At this point in the letter, I like to talk about happiness. We’ve got a clean slate for the new year, why not start it off happy?!
- According to Robert Sapolsky, research says that the following things lower our stress and make us happy. As a side fact, you get a lot more benefits if you enjoy doing these things and aren’t forced to do them:
- Exercise: Do 20-30 minutes of cardiovascular exercise. It’ll make your heart and brain work better as well as reduce your stress levels.
- Meditate: Meditation lowers your blood pressure, heart rate and cholesterol levels. It also lets you put stressors in perspective.
- Friends and Family: Having friends and family you love and trust helps keep us calm.
- Sleep: The human body needs 7-9 hours of sleep. Less than this causes significant stress on the body.
- I took Yale’s Happiness Class, the most popular class ever given at the University. Here are my key takeaways from the online class.
- Drew Dudley gives a quick TED Talk about how a simple act like giving a stranger a lollypop can change someone’s life.
- Jonathan Rausch wrote a great book called The Happiness Curve which explains the unhappiness of mid-life (sometimes called a mid-life crisis) and how it goes away. He has a good summary of the book in The Atlantic.
- Choose the most respectful interpretation. It’s always best to assume people are doing the best that they can. For example, if someone cuts you off on the highway, it’s best to assume that they REALLY needed to get somewhere fast—instead of holding on to the anger.
- I wrote a piece on Edward Harkness, one of the world’s greatest humble philanthropists. He was a mediocre Yalie who donated a large fortune to Harvard and Yale in the 1930s so that other unexceptional students wouldn’t fall through the cracks.
- This year was probably the very best year in the long history of humanity.
- Drew Dudley gives a quick TED Talk about how giving a stranger a lollypop can change someone’s life.
- Sarah Kay wrote the poem If I Should Have a Daughter that highlights the magical bits of parenting.
- Tania Finlayson has cerebral palsy. She worked with her husband to create a Morse code interface so she could talk.
- When Michael Bloomberg was mayor, he spent $650M of his own money helping run the city.
- When I’m looking for inspiration, I can always find it in Ze Frank’s work. There’s a great retrospective of his work in this TED talk. When I need some courage to get up and do something, I can always rely on this kickoff to his 2012 web series.
- And don’t feel you can only love “important” things. Take a look at this great book review, How a Book About Grover Revealed to Me the Wide World of Literature.
- Choose the most respectful interpretation. It’s always best to assume people are doing the best that they can and give yourself a break and realize that you’re doing the best that you can. For example, if someone cuts you off on the highway, it’s best to assume that they REALLY needed to get somewhere fast — instead of holding on to the anger

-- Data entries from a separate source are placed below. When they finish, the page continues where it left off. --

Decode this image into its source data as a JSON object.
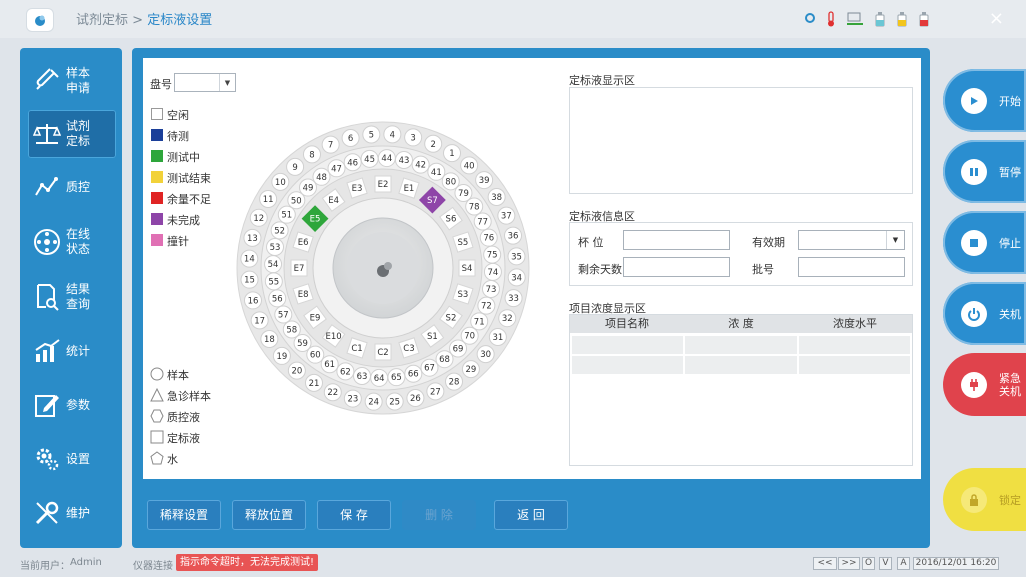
{
  "breadcrumb": {
    "parent": "试剂定标",
    "sep": ">",
    "current": "定标液设置"
  },
  "close": "×",
  "nav": [
    {
      "label": "样本\n申请",
      "icon": "test-tube-icon"
    },
    {
      "label": "试剂\n定标",
      "icon": "balance-scale-icon"
    },
    {
      "label": "质控",
      "icon": "qc-chart-icon"
    },
    {
      "label": "在线\n状态",
      "icon": "status-wheel-icon"
    },
    {
      "label": "结果\n查询",
      "icon": "result-search-icon"
    },
    {
      "label": "统计",
      "icon": "bar-chart-icon"
    },
    {
      "label": "参数",
      "icon": "edit-icon"
    },
    {
      "label": "设置",
      "icon": "gear-icon"
    },
    {
      "label": "维护",
      "icon": "tools-icon"
    }
  ],
  "plate": {
    "label": "盘号",
    "value": ""
  },
  "legend": [
    {
      "label": "空闲",
      "color": "#ffffff"
    },
    {
      "label": "待测",
      "color": "#1b3f99"
    },
    {
      "label": "测试中",
      "color": "#2ea63b"
    },
    {
      "label": "测试结束",
      "color": "#f2d23a"
    },
    {
      "label": "余量不足",
      "color": "#e02424"
    },
    {
      "label": "未完成",
      "color": "#8e45a8"
    },
    {
      "label": "撞针",
      "color": "#e070b4"
    }
  ],
  "shapes": [
    {
      "label": "样本",
      "shape": "circle"
    },
    {
      "label": "急诊样本",
      "shape": "triangle"
    },
    {
      "label": "质控液",
      "shape": "hexagon"
    },
    {
      "label": "定标液",
      "shape": "square"
    },
    {
      "label": "水",
      "shape": "pentagon"
    }
  ],
  "display_area": {
    "title": "定标液显示区"
  },
  "info_area": {
    "title": "定标液信息区",
    "cup_label": "杯    位",
    "cup_value": "",
    "expiry_label": "有效期",
    "expiry_value": "",
    "days_label": "剩余天数",
    "days_value": "",
    "batch_label": "批号",
    "batch_value": ""
  },
  "conc_area": {
    "title": "项目浓度显示区",
    "columns": [
      "项目名称",
      "浓    度",
      "浓度水平"
    ],
    "rows": [
      [
        "",
        "",
        ""
      ],
      [
        "",
        "",
        ""
      ]
    ]
  },
  "buttons": {
    "dilute": "稀释设置",
    "release": "释放位置",
    "save": "保   存",
    "delete": "删   除",
    "back": "返   回"
  },
  "right": {
    "start": "开始",
    "pause": "暂停",
    "stop": "停止",
    "shutdown": "关机",
    "emergency": "紧急\n关机",
    "lock": "锁定"
  },
  "status": {
    "user_label": "当前用户：",
    "user": "Admin",
    "conn_label": "仪器连接",
    "warning": "指示命令超时，无法完成测试!",
    "datetime": "2016/12/01 16:20",
    "b_prev": "<<",
    "b_next": ">>",
    "b_o": "O",
    "b_v": "V",
    "b_a": "A"
  },
  "wheel": {
    "outer": [
      "1",
      "2",
      "3",
      "4",
      "5",
      "6",
      "7",
      "8",
      "9",
      "10",
      "11",
      "12",
      "13",
      "14",
      "15",
      "16",
      "17",
      "18",
      "19",
      "20",
      "21",
      "22",
      "23",
      "24",
      "25",
      "26",
      "27",
      "28",
      "29",
      "30",
      "31",
      "32",
      "33",
      "34",
      "35",
      "36",
      "37",
      "38",
      "39",
      "40"
    ],
    "middle": [
      "41",
      "42",
      "43",
      "44",
      "45",
      "46",
      "47",
      "48",
      "49",
      "50",
      "51",
      "52",
      "53",
      "54",
      "55",
      "56",
      "57",
      "58",
      "59",
      "60",
      "61",
      "62",
      "63",
      "64",
      "65",
      "66",
      "67",
      "68",
      "69",
      "70",
      "71",
      "72",
      "73",
      "74",
      "75",
      "76",
      "77",
      "78",
      "79",
      "80"
    ],
    "inner": [
      {
        "label": "E1",
        "color": "#ffffff",
        "text": "#333"
      },
      {
        "label": "E2",
        "color": "#ffffff",
        "text": "#333"
      },
      {
        "label": "E3",
        "color": "#ffffff",
        "text": "#333"
      },
      {
        "label": "E4",
        "color": "#ffffff",
        "text": "#333"
      },
      {
        "label": "E5",
        "color": "#2ea63b",
        "text": "#ffffff"
      },
      {
        "label": "E6",
        "color": "#ffffff",
        "text": "#333"
      },
      {
        "label": "E7",
        "color": "#ffffff",
        "text": "#333"
      },
      {
        "label": "E8",
        "color": "#ffffff",
        "text": "#333"
      },
      {
        "label": "E9",
        "color": "#ffffff",
        "text": "#333"
      },
      {
        "label": "E10",
        "color": "#ffffff",
        "text": "#333"
      },
      {
        "label": "C1",
        "color": "#ffffff",
        "text": "#333"
      },
      {
        "label": "C2",
        "color": "#ffffff",
        "text": "#333"
      },
      {
        "label": "C3",
        "color": "#ffffff",
        "text": "#333"
      },
      {
        "label": "S1",
        "color": "#ffffff",
        "text": "#333"
      },
      {
        "label": "S2",
        "color": "#ffffff",
        "text": "#333"
      },
      {
        "label": "S3",
        "color": "#ffffff",
        "text": "#333"
      },
      {
        "label": "S4",
        "color": "#ffffff",
        "text": "#333"
      },
      {
        "label": "S5",
        "color": "#ffffff",
        "text": "#333"
      },
      {
        "label": "S6",
        "color": "#ffffff",
        "text": "#333"
      },
      {
        "label": "S7",
        "color": "#8e45a8",
        "text": "#ffffff"
      }
    ]
  }
}
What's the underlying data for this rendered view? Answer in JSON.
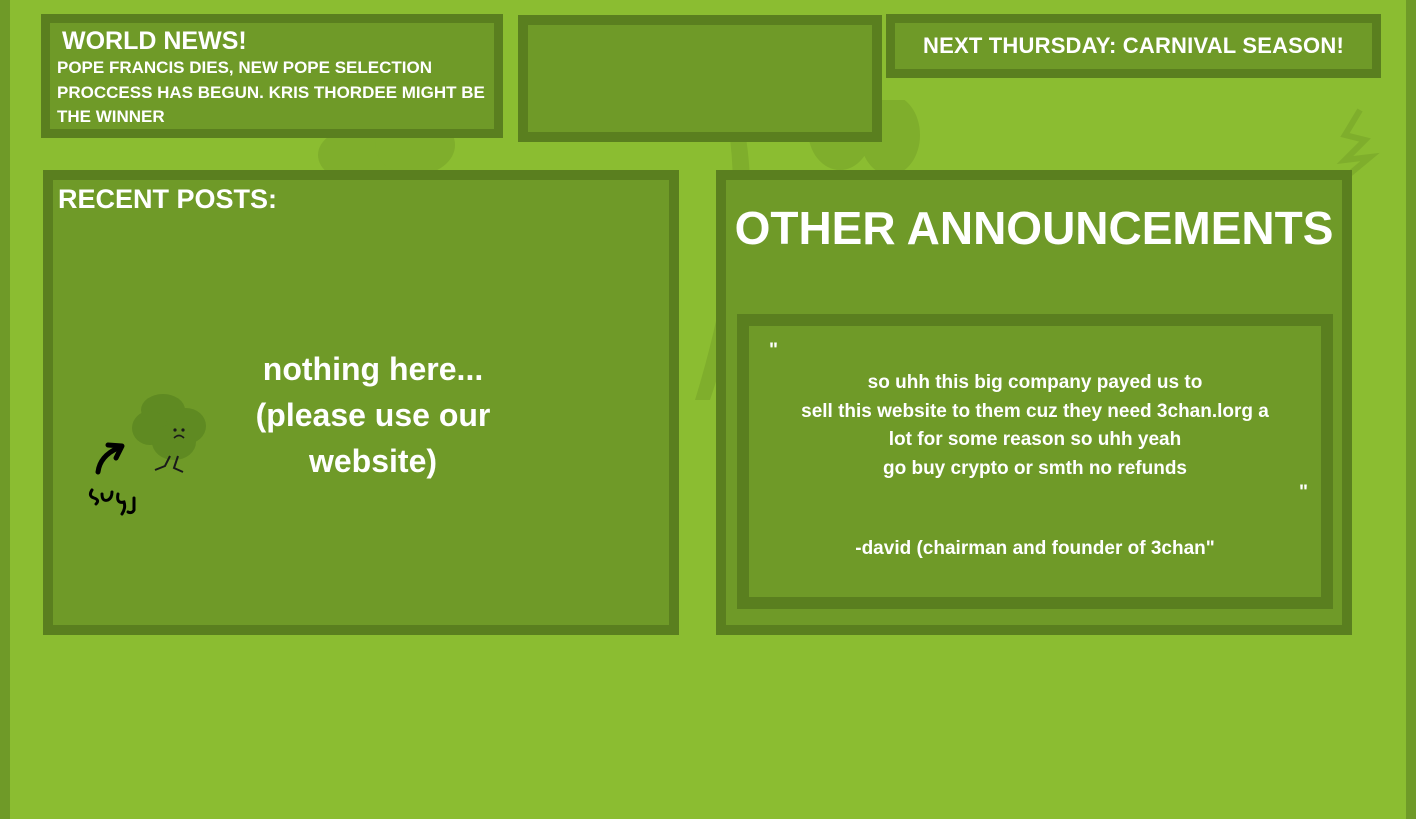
{
  "colors": {
    "background": "#8bbd31",
    "panel": "#6f9a28",
    "panel_border": "#5a7f1f",
    "text": "#ffffff"
  },
  "world_news": {
    "title": "WORLD NEWS!",
    "body": "POPE FRANCIS DIES, NEW POPE SELECTION PROCCESS HAS BEGUN. KRIS THORDEE MIGHT BE THE WINNER"
  },
  "event_banner": {
    "text": "NEXT THURSDAY: CARNIVAL SEASON!"
  },
  "recent_posts": {
    "title": "RECENT POSTS:",
    "empty_message": "nothing here... (please use our website)",
    "doodle_icon": "sad-clover-doodle-icon"
  },
  "announcements": {
    "title": "OTHER ANNOUNCEMENTS",
    "open_quote": "\"",
    "message": "so uhh this big company payed us to\nsell this website to them cuz they need 3chan.lorg a\nlot for some reason so uhh yeah\ngo buy crypto or smth no refunds",
    "close_quote": "\"",
    "signature": "-david (chairman and founder of 3chan\""
  }
}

- This is just a great video about creativity and imagination from Disney World. When I was a teenager, there was a great pre-show movie in Epcot about imagination and creativity. The movie ran from 1995-2003. A few years ago, some people re-created the video based on the original movie
- The poem If I Had a Daughter by Sarah Kay is inspiring to me as a father. Like many great poems, she must have spent years getting this one just right
- Don’t be afraid to love the little things in life. Here was a great book review from a serious author about How a Book About Grover Revealed to Me the Wide World of Literature
- Anil Dash had an amazing Twitter stream in early December asking Who is a person (not counting family) that opened doors for you in your career when they didn’t have to? Anytime is a good time to show gratitude!